piracy, juvenile pirates, Africa, maritime nations, human rights


Piracy off the coast of Somalia has flourished over the past decade, and has both caused a global crisis in maritime shipping and destabilized regional security in East Africa. In addition, piracy attacks have spread more recently to the coast of West Africa, and in particular, the Gulf of Guinea. Thus, piracy is an ongoing global issue that should continue to occupy many maritime nations in the near future, and one that should command continuous scholarly attention.

This article examines the issue of juvenile piracy, with a specific focus on the treatment of juvenile piracy suspects by both the capturing as well as prosecuting nation. After describing the pirates' modus operandi and their employment of juveniles, this article argues that states are obligated to treat juveniles with dignity and in a manner that is conducive to their rehabilitation.
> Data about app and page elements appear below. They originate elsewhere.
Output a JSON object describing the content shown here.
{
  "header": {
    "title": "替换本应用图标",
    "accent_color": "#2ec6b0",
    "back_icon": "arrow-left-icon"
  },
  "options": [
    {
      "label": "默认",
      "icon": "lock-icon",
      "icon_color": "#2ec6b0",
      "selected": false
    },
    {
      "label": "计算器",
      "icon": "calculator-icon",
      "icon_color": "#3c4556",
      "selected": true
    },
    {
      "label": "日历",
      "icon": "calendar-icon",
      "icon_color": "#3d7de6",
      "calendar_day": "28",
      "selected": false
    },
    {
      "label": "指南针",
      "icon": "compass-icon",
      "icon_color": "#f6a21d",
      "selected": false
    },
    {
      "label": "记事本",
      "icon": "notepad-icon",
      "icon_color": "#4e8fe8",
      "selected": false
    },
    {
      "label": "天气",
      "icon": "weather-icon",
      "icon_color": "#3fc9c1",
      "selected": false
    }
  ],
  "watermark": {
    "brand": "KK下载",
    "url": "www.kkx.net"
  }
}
It further reviews several recent national prosecutions involving alleged juvenile pirates in order to ascertain how different nations have addressed age determinations and treatment of juveniles.

This article concludes that juvenile piracy suspects must be treated distinctly and recommends the following guidelines that arresting and prosecuting nations should follow to fulfill their international legal obligations: each suspect's age must be determined pursuant to medical and scientific procedures, any incarceration of juvenile suspects should occur in appropriate juvenile detention facilities, each juvenile's young age should play an important sentencing factor, and each juvenile's post-conviction incarceration should provide not only a correctional, but also an educational and rehabilitative opportunity.